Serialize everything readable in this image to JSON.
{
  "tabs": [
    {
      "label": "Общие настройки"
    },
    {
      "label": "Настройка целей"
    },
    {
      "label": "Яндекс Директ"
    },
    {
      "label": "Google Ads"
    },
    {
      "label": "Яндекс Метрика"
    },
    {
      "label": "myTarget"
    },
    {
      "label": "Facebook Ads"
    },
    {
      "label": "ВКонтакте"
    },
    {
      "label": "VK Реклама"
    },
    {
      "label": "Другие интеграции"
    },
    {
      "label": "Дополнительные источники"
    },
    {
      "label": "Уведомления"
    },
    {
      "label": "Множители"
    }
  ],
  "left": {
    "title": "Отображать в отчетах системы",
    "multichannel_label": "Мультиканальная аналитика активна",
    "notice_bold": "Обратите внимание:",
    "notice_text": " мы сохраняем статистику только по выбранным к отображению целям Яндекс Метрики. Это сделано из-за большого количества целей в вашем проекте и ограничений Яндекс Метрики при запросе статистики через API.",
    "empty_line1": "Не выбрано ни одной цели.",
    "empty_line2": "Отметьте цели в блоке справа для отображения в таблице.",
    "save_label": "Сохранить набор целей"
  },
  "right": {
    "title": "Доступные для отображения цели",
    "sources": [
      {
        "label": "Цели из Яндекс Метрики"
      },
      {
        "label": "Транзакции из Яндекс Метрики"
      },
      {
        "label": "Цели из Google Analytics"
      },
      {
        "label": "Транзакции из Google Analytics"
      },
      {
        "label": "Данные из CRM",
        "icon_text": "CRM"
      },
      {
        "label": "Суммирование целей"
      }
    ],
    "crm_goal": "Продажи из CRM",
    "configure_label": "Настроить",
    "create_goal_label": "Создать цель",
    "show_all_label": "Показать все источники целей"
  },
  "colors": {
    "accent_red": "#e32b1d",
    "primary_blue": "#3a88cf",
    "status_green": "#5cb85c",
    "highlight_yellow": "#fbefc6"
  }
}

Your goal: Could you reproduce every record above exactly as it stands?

Result of the exercise:
Serialize everything readable in this image to JSON.
{
  "tabs": [
    {
      "label": "Общие настройки"
    },
    {
      "label": "Настройка целей"
    },
    {
      "label": "Яндекс Директ"
    },
    {
      "label": "Google Ads"
    },
    {
      "label": "Яндекс Метрика"
    },
    {
      "label": "myTarget"
    },
    {
      "label": "Facebook Ads"
    },
    {
      "label": "ВКонтакте"
    },
    {
      "label": "VK Реклама"
    },
    {
      "label": "Другие интеграции"
    },
    {
      "label": "Дополнительные источники"
    },
    {
      "label": "Уведомления"
    },
    {
      "label": "Множители"
    }
  ],
  "left": {
    "title": "Отображать в отчетах системы",
    "multichannel_label": "Мультиканальная аналитика активна",
    "notice_bold": "Обратите внимание:",
    "notice_text": " мы сохраняем статистику только по выбранным к отображению целям Яндекс Метрики. Это сделано из-за большого количества целей в вашем проекте и ограничений Яндекс Метрики при запросе статистики через API.",
    "empty_line1": "Не выбрано ни одной цели.",
    "empty_line2": "Отметьте цели в блоке справа для отображения в таблице.",
    "save_label": "Сохранить набор целей"
  },
  "right": {
    "title": "Доступные для отображения цели",
    "sources": [
      {
        "label": "Цели из Яндекс Метрики"
      },
      {
        "label": "Транзакции из Яндекс Метрики"
      },
      {
        "label": "Цели из Google Analytics"
      },
      {
        "label": "Транзакции из Google Analytics"
      },
      {
        "label": "Данные из CRM",
        "icon_text": "CRM"
      },
      {
        "label": "Суммирование целей"
      }
    ],
    "crm_goal": "Продажи из CRM",
    "configure_label": "Настроить",
    "create_goal_label": "Создать цель",
    "show_all_label": "Показать все источники целей"
  },
  "colors": {
    "accent_red": "#e32b1d",
    "primary_blue": "#3a88cf",
    "status_green": "#5cb85c",
    "highlight_yellow": "#fbefc6"
  }
}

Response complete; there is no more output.